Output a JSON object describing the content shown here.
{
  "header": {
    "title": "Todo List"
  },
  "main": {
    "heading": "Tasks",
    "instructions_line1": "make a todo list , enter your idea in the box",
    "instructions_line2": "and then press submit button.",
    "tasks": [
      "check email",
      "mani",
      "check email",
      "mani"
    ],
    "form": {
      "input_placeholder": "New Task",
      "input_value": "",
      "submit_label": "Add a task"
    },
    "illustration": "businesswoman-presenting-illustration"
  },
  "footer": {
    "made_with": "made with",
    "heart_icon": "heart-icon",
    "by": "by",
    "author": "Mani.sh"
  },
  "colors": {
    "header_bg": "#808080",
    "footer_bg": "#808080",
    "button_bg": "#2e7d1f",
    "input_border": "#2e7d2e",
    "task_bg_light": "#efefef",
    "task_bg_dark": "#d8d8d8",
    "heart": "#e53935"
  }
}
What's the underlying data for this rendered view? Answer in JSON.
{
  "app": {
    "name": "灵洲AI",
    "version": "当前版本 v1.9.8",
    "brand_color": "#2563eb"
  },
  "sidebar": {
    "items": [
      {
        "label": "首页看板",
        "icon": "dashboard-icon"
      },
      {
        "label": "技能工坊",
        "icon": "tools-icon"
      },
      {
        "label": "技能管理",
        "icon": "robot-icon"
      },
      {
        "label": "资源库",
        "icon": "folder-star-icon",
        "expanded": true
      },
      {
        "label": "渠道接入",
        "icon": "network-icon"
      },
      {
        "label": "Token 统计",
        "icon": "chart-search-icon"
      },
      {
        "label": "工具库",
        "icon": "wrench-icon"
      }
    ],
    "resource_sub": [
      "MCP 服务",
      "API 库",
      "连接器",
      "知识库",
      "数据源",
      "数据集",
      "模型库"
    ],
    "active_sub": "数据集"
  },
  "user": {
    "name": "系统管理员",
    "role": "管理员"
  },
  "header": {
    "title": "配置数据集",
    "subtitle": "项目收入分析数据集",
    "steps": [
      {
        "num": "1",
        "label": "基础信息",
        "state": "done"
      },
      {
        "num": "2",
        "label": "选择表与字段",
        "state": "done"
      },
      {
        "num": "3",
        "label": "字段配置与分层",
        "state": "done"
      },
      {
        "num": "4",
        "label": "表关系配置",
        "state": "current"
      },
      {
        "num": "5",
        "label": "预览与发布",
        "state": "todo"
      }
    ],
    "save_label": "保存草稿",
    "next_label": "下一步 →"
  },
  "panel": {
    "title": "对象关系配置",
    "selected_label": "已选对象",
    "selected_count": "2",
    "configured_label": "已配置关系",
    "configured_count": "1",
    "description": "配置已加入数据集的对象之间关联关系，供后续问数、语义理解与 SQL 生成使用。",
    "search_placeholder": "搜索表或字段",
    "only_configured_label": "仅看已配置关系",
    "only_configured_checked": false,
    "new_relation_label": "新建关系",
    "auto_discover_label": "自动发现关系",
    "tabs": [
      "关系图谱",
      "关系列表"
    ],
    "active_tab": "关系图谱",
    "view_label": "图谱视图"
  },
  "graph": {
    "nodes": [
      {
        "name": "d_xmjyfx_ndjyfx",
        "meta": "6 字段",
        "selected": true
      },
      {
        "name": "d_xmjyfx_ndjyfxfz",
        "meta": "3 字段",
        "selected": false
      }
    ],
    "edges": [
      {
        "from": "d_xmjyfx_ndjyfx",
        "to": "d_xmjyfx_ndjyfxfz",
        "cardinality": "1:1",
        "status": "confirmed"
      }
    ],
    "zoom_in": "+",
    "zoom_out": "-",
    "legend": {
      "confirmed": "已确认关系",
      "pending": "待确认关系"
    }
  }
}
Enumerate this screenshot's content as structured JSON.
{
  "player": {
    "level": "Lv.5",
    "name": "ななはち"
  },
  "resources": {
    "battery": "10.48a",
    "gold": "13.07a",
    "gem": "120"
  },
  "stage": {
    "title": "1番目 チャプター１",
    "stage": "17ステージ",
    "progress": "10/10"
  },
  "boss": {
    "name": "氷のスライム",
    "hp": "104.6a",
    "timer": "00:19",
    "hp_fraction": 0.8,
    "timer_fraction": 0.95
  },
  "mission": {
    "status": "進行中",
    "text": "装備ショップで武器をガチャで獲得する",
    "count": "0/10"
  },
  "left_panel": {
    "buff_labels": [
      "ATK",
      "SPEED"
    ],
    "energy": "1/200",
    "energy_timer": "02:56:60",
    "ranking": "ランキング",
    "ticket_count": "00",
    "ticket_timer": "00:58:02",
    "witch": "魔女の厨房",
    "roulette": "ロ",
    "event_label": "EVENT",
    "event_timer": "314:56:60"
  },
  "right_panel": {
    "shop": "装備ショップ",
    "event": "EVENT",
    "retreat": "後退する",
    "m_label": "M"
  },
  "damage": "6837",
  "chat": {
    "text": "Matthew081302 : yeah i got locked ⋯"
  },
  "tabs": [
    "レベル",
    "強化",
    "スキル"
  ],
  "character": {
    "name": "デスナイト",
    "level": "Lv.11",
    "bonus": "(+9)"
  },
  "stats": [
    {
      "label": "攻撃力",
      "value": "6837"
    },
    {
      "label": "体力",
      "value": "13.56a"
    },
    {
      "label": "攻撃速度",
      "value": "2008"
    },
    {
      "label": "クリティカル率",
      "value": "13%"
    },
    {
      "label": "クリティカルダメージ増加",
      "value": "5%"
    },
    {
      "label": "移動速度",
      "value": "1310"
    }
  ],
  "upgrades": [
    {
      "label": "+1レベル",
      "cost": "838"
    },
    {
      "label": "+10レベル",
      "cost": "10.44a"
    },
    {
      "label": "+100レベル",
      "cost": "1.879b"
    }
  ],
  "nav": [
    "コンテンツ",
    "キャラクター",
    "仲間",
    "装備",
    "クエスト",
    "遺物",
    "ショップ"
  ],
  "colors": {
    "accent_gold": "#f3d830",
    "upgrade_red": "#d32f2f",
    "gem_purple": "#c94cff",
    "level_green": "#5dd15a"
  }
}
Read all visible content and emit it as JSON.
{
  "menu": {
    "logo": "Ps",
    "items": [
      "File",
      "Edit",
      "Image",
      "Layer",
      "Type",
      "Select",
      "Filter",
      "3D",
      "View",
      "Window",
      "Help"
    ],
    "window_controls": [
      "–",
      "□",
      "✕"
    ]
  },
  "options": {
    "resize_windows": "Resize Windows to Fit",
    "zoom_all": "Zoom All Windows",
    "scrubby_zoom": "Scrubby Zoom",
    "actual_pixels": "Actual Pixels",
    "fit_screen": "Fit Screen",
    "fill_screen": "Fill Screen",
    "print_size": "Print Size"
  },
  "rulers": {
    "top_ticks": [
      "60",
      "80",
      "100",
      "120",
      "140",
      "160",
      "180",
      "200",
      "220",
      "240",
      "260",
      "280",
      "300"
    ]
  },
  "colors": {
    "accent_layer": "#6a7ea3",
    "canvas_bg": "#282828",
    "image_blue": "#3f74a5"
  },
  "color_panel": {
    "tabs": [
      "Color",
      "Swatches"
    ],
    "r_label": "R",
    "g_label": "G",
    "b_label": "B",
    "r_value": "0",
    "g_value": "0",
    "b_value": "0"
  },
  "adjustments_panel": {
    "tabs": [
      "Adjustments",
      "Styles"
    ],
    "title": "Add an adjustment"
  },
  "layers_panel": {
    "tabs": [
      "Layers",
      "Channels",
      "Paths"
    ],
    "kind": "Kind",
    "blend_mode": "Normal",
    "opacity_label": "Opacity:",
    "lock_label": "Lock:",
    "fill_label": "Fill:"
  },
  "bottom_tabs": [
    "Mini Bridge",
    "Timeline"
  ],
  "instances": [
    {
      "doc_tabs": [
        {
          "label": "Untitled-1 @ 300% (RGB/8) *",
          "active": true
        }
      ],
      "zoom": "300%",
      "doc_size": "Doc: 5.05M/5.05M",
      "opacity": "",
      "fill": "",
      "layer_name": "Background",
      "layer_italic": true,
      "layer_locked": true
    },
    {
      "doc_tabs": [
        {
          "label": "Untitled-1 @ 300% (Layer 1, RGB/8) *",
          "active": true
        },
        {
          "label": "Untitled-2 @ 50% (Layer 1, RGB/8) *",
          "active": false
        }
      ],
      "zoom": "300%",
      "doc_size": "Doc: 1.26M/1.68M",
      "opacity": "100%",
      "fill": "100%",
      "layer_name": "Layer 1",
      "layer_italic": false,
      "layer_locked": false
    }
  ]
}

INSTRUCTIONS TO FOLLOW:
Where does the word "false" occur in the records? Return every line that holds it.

WRITTEN SOLUTION:
    "only_configured_checked": false,
        "selected": false
          "active": false
      "layer_italic": false,
      "layer_locked": false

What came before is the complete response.